### SOURCE MATERIAL:
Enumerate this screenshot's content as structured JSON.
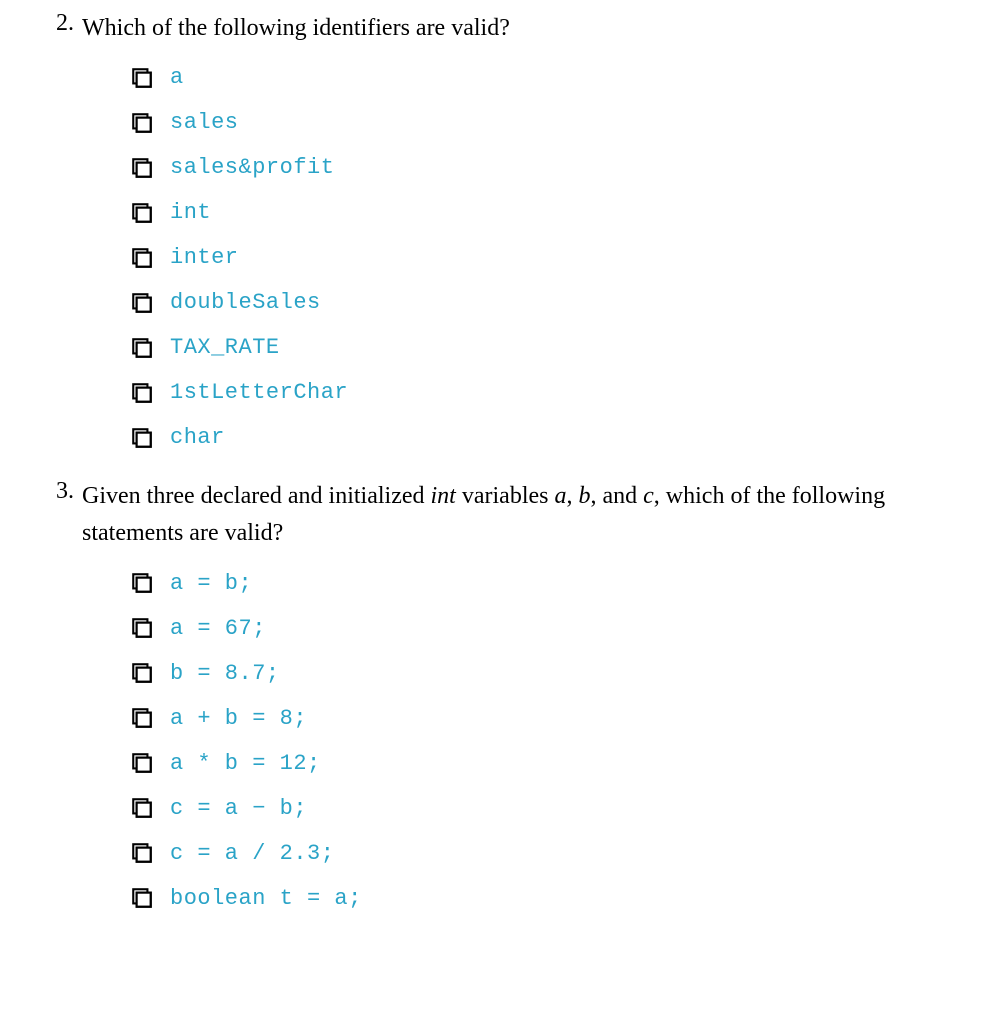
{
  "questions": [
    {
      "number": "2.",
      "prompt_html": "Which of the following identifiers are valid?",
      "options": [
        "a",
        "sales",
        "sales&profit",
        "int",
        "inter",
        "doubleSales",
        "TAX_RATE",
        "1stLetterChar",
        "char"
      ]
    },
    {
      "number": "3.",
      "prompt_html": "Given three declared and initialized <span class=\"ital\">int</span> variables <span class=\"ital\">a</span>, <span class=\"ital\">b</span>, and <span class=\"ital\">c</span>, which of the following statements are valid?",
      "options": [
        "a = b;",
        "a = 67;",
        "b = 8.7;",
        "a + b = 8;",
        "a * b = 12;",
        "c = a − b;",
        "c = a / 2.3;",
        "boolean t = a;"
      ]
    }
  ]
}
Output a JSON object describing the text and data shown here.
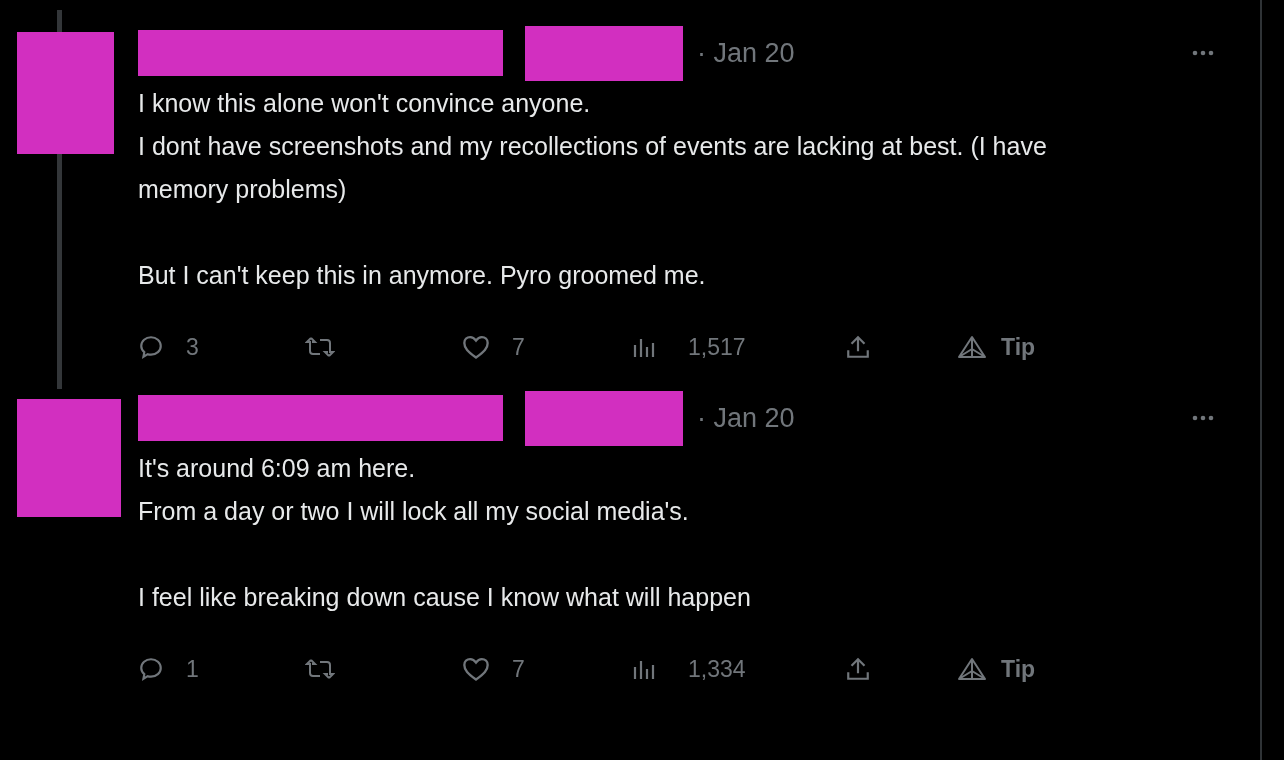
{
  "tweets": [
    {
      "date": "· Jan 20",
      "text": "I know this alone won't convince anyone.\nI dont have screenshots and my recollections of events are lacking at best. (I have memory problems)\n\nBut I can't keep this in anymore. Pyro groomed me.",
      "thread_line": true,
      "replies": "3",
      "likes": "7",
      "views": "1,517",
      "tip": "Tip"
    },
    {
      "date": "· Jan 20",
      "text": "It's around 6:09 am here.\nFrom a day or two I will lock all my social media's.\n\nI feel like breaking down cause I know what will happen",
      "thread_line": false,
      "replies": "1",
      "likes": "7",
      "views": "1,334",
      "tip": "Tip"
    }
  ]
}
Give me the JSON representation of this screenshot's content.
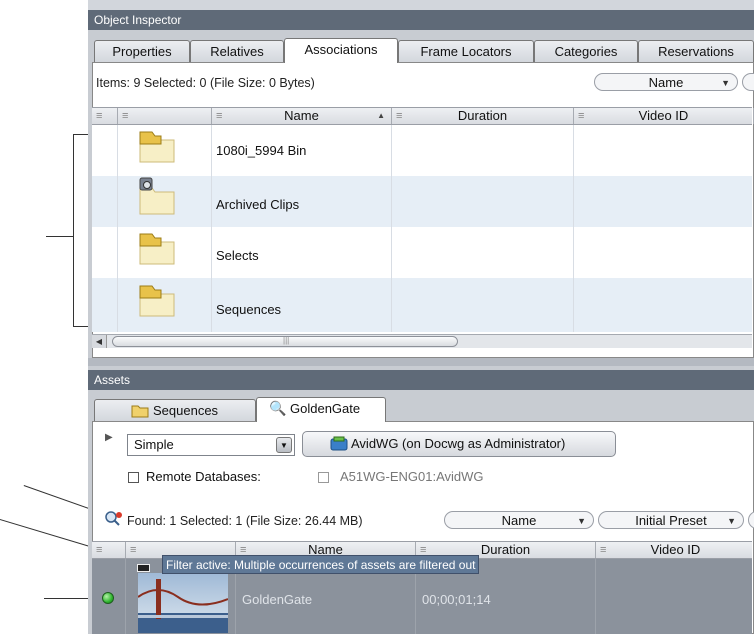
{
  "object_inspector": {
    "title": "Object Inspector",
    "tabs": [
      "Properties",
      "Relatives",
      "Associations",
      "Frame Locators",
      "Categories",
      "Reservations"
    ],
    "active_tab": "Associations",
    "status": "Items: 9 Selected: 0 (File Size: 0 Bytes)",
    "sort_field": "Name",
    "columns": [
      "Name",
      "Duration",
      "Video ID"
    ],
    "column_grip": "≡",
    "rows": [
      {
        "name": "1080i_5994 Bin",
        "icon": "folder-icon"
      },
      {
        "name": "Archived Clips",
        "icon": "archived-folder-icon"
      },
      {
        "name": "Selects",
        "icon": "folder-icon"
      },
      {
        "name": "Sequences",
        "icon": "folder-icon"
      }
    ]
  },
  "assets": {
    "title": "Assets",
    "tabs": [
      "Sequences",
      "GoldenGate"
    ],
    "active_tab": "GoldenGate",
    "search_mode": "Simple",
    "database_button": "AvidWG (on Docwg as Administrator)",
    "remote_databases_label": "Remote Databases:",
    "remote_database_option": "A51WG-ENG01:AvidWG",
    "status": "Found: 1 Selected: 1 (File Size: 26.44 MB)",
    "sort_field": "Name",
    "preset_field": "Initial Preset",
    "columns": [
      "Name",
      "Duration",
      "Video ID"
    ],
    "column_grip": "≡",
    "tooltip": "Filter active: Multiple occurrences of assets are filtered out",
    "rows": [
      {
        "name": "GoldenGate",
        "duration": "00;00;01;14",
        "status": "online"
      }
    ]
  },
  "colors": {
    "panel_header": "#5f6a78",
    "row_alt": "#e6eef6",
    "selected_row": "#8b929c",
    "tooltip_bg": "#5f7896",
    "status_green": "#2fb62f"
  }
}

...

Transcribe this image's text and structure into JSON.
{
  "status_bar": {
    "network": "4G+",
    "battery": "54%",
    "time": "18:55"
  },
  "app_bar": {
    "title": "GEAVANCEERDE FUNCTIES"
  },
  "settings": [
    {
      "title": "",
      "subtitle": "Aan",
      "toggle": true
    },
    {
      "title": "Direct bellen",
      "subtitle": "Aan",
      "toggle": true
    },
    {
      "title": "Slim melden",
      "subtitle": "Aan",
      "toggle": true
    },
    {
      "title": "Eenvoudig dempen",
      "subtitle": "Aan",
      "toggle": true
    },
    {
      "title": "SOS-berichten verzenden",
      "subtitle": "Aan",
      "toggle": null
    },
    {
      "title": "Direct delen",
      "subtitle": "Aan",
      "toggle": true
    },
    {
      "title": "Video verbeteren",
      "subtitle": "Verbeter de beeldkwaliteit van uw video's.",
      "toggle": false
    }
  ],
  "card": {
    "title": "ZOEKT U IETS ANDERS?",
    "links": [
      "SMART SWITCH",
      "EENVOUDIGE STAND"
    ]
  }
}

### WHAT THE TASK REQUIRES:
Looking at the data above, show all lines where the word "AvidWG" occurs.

### EXERCISE SOLUTION:
    "database_button": "AvidWG (on Docwg as Administrator)",
    "remote_database_option": "A51WG-ENG01:AvidWG",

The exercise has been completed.